Over the last few weekends, tens of thousands of people have packed into fields in Suffolk, Dorset and elsewhere to enjoy the very first full-capacity music festivals since lockdown began.
After 18 months of cancellations, restrictions and disruptions, the return of festivals like Latitude, Bestival, and of packed theatres, music halls and sports stadiums, have felt like more than live events. They have been a long-missed and very welcome taste of the way things used to be. Now it’s time to make them the norm again.
Faced with one of the worst peacetime crises in modern history, our plan for live events has always been to rescue them from disaster, allow them to reopen as soon as possible and then support them to recover.
Having stabilised live events through unprecedented government rescue packages like our £2 billion Culture Recovery Fund, the £600m Sports Survival package and interventions like the furlough scheme, and with the remarkable success of our vaccine rollout and the four steps of our roadmap ticked off, we’re now in a position to look to the future.
So today we’re throwing our full weight behind festivals, shows, business events and others, with a government-backed insurance scheme that allows them to plan with confidence.
I know event organisers are raring to go. But after a year of uncertainty and disruption they’ve understandably questioned whether they have the security needed to put on events months in the planning.
Instead, we made sure that the live events could weather the Covid storm through some of the largest emergency support packages in the world.
The Culture Recovery Fund alone has supported more than 5,000 beloved cultural and heritage organisations, from some of the West End’s biggest producers to local festivals, and historic railways to nightclubs.
The UK’s live events put us on the map, with our festivals watched around the world
But now that audiences can return in full and vaccines have reduced the danger of further restrictions, it’s time to make the most of the UK’s jab bonus. Thanks to our particularly impressive progress, the UK economy is set to grow by 7% this year, according to the IMF - faster than any major economy in Europe.
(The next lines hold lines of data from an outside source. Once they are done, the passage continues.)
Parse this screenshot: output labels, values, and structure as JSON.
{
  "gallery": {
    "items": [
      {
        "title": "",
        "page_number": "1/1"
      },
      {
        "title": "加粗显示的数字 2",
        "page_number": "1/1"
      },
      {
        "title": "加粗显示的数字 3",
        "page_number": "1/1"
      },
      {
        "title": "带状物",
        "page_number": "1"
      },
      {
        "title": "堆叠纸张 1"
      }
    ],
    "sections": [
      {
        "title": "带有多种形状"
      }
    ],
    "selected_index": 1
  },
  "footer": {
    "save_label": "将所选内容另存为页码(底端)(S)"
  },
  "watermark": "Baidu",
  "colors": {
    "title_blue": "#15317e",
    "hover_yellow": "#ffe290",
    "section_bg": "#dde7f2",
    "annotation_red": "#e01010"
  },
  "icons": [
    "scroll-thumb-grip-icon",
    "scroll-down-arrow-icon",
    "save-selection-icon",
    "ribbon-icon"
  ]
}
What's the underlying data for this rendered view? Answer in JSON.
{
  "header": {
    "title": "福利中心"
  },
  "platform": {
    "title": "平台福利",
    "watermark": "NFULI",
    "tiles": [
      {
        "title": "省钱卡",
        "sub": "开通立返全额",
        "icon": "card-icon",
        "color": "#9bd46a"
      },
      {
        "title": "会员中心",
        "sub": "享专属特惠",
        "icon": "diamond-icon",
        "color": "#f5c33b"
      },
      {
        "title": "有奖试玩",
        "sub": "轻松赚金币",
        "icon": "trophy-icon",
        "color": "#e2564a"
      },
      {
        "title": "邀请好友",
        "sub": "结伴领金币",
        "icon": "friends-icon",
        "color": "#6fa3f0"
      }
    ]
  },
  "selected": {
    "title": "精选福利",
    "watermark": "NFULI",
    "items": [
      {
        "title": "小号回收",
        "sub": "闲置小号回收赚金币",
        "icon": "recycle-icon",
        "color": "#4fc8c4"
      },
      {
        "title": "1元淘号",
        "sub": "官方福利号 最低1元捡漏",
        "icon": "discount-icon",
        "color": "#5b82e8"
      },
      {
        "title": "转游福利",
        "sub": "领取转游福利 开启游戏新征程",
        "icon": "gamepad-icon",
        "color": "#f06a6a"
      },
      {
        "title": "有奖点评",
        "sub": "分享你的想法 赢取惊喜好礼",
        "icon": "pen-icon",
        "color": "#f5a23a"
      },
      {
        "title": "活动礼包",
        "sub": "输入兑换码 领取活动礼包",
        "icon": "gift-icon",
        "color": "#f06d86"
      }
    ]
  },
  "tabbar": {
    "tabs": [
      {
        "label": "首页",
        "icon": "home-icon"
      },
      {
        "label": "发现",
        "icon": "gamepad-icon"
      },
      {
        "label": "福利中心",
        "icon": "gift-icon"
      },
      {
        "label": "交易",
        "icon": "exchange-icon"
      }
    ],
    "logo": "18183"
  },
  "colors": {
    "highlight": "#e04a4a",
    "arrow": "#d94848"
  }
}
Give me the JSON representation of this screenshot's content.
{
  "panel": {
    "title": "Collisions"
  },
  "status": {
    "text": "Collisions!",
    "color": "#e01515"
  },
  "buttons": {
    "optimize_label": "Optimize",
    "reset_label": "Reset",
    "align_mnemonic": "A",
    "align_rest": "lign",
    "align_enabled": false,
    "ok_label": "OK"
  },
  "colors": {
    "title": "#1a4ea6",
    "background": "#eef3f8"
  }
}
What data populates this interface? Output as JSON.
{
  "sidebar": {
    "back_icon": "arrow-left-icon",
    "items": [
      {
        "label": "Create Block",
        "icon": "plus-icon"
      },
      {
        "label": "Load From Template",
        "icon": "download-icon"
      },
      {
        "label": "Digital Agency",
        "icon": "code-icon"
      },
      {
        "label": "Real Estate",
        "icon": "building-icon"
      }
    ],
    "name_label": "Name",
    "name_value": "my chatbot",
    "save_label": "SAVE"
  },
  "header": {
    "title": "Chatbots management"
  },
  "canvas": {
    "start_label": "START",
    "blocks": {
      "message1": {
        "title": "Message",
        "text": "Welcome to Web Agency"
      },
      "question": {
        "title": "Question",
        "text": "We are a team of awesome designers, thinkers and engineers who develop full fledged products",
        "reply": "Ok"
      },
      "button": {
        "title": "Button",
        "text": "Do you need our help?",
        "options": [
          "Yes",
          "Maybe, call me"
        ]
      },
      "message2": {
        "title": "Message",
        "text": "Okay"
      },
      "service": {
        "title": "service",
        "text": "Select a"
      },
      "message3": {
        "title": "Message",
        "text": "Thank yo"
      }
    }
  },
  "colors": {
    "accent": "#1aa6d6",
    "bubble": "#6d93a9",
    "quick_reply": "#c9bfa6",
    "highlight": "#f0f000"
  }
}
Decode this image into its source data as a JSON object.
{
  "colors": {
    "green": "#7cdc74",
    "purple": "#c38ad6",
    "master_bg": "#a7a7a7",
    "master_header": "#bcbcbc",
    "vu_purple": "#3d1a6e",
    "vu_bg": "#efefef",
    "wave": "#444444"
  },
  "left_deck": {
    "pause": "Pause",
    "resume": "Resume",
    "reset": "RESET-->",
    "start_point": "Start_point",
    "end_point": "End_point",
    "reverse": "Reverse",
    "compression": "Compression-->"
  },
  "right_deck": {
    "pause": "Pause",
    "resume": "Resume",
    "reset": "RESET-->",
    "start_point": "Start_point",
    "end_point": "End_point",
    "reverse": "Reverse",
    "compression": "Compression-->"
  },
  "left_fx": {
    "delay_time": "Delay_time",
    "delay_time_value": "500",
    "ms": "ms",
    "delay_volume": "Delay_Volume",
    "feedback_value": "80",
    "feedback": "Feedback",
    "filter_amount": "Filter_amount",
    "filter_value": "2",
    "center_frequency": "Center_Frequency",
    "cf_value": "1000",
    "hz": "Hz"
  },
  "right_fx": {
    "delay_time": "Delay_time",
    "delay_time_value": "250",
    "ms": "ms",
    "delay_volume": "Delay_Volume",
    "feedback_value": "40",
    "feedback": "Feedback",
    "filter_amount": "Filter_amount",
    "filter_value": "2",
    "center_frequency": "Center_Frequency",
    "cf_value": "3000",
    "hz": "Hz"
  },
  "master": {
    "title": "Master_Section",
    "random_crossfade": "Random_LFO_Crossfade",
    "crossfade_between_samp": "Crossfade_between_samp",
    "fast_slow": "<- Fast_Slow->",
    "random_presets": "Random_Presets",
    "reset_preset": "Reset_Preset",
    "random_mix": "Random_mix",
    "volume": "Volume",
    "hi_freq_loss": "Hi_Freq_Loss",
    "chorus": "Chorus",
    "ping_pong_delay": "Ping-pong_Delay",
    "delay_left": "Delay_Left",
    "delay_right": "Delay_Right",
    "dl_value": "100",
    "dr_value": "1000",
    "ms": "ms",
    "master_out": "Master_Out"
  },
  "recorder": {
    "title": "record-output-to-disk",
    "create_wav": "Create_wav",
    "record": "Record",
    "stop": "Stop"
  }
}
So let’s get it firing - and let’s do so by powering up our live events industry, which is worth more than £70 billion to the UK economy annually and supports more than 700,000 jobs nationwide.
The UK’s live events put us on the map, with our festivals watched around the world and international conferences like the Southampton Boat Show contributing to a total £165 billion in events-related trade.
Today we’re bridging the gap in the market. Thanks to our government-backed scheme, festivals, trade shows and others will now be able to plan for the next 12 months with confidence.
We’ve worked closely with insurers and the events industry to design a scheme that offers some of the most extensive cover of any country in the world, and I cannot wait to see it put into practice.
Just think how much we have to look forward to when that happens. These are the things that truly make life worth living: the packed-out field of festival goers, the buzzing hum of the audience just before the lights go down.
We’ve so sorely missed these moments - but now it’s time to embrace real life at its fullest once again.
Click here for all the reaction to the government's insurance scheme.